● **Problem**
Below are the records; print them all without any alteration.

--- Working data Enclosed Below ---

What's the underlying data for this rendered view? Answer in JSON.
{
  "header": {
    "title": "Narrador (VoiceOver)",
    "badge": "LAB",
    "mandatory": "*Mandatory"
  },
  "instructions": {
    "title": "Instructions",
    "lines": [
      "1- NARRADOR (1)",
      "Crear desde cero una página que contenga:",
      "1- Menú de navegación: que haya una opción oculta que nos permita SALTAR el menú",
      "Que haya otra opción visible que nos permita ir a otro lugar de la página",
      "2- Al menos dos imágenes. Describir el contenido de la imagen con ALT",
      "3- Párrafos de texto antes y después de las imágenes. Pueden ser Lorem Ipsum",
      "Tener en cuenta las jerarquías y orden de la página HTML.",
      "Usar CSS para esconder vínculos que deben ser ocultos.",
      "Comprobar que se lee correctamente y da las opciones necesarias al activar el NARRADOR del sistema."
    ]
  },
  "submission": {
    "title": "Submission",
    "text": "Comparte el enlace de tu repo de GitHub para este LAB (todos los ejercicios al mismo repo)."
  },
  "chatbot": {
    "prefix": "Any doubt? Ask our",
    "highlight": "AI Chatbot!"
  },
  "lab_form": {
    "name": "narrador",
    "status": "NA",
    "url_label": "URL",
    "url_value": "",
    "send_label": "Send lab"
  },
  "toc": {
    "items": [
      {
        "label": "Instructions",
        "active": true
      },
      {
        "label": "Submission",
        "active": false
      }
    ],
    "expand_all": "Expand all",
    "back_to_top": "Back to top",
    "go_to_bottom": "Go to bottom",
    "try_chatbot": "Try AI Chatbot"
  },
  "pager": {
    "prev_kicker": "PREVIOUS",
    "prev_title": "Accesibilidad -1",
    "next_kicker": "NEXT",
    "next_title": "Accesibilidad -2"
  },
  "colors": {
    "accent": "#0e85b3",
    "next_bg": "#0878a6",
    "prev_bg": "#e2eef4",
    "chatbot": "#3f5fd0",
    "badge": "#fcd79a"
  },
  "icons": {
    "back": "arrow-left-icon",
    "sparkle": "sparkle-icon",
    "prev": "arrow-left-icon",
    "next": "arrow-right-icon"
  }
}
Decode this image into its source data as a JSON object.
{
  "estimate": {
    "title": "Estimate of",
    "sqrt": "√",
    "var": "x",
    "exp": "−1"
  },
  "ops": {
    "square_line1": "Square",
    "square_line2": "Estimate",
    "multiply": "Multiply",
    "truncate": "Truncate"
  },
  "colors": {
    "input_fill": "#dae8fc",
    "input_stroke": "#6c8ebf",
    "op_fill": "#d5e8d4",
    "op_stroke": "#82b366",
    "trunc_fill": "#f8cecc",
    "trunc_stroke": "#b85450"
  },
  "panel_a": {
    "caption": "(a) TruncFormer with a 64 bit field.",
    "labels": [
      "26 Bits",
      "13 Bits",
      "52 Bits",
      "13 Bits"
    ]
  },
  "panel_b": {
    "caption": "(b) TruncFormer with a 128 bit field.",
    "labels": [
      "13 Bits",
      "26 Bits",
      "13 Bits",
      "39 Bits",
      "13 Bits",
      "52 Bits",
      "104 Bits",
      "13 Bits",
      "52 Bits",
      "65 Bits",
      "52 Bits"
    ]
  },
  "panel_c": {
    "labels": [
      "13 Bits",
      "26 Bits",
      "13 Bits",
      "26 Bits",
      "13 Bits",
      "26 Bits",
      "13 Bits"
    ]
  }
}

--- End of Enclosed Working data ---

● **Response to the task**
What's the underlying data for this rendered view? Answer in JSON.
{
  "header": {
    "title": "Narrador (VoiceOver)",
    "badge": "LAB",
    "mandatory": "*Mandatory"
  },
  "instructions": {
    "title": "Instructions",
    "lines": [
      "1- NARRADOR (1)",
      "Crear desde cero una página que contenga:",
      "1- Menú de navegación: que haya una opción oculta que nos permita SALTAR el menú",
      "Que haya otra opción visible que nos permita ir a otro lugar de la página",
      "2- Al menos dos imágenes. Describir el contenido de la imagen con ALT",
      "3- Párrafos de texto antes y después de las imágenes. Pueden ser Lorem Ipsum",
      "Tener en cuenta las jerarquías y orden de la página HTML.",
      "Usar CSS para esconder vínculos que deben ser ocultos.",
      "Comprobar que se lee correctamente y da las opciones necesarias al activar el NARRADOR del sistema."
    ]
  },
  "submission": {
    "title": "Submission",
    "text": "Comparte el enlace de tu repo de GitHub para este LAB (todos los ejercicios al mismo repo)."
  },
  "chatbot": {
    "prefix": "Any doubt? Ask our",
    "highlight": "AI Chatbot!"
  },
  "lab_form": {
    "name": "narrador",
    "status": "NA",
    "url_label": "URL",
    "url_value": "",
    "send_label": "Send lab"
  },
  "toc": {
    "items": [
      {
        "label": "Instructions",
        "active": true
      },
      {
        "label": "Submission",
        "active": false
      }
    ],
    "expand_all": "Expand all",
    "back_to_top": "Back to top",
    "go_to_bottom": "Go to bottom",
    "try_chatbot": "Try AI Chatbot"
  },
  "pager": {
    "prev_kicker": "PREVIOUS",
    "prev_title": "Accesibilidad -1",
    "next_kicker": "NEXT",
    "next_title": "Accesibilidad -2"
  },
  "colors": {
    "accent": "#0e85b3",
    "next_bg": "#0878a6",
    "prev_bg": "#e2eef4",
    "chatbot": "#3f5fd0",
    "badge": "#fcd79a"
  },
  "icons": {
    "back": "arrow-left-icon",
    "sparkle": "sparkle-icon",
    "prev": "arrow-left-icon",
    "next": "arrow-right-icon"
  }
}
Decode this image into its source data as a JSON object.
{
  "estimate": {
    "title": "Estimate of",
    "sqrt": "√",
    "var": "x",
    "exp": "−1"
  },
  "ops": {
    "square_line1": "Square",
    "square_line2": "Estimate",
    "multiply": "Multiply",
    "truncate": "Truncate"
  },
  "colors": {
    "input_fill": "#dae8fc",
    "input_stroke": "#6c8ebf",
    "op_fill": "#d5e8d4",
    "op_stroke": "#82b366",
    "trunc_fill": "#f8cecc",
    "trunc_stroke": "#b85450"
  },
  "panel_a": {
    "caption": "(a) TruncFormer with a 64 bit field.",
    "labels": [
      "26 Bits",
      "13 Bits",
      "52 Bits",
      "13 Bits"
    ]
  },
  "panel_b": {
    "caption": "(b) TruncFormer with a 128 bit field.",
    "labels": [
      "13 Bits",
      "26 Bits",
      "13 Bits",
      "39 Bits",
      "13 Bits",
      "52 Bits",
      "104 Bits",
      "13 Bits",
      "52 Bits",
      "65 Bits",
      "52 Bits"
    ]
  },
  "panel_c": {
    "labels": [
      "13 Bits",
      "26 Bits",
      "13 Bits",
      "26 Bits",
      "13 Bits",
      "26 Bits",
      "13 Bits"
    ]
  }
}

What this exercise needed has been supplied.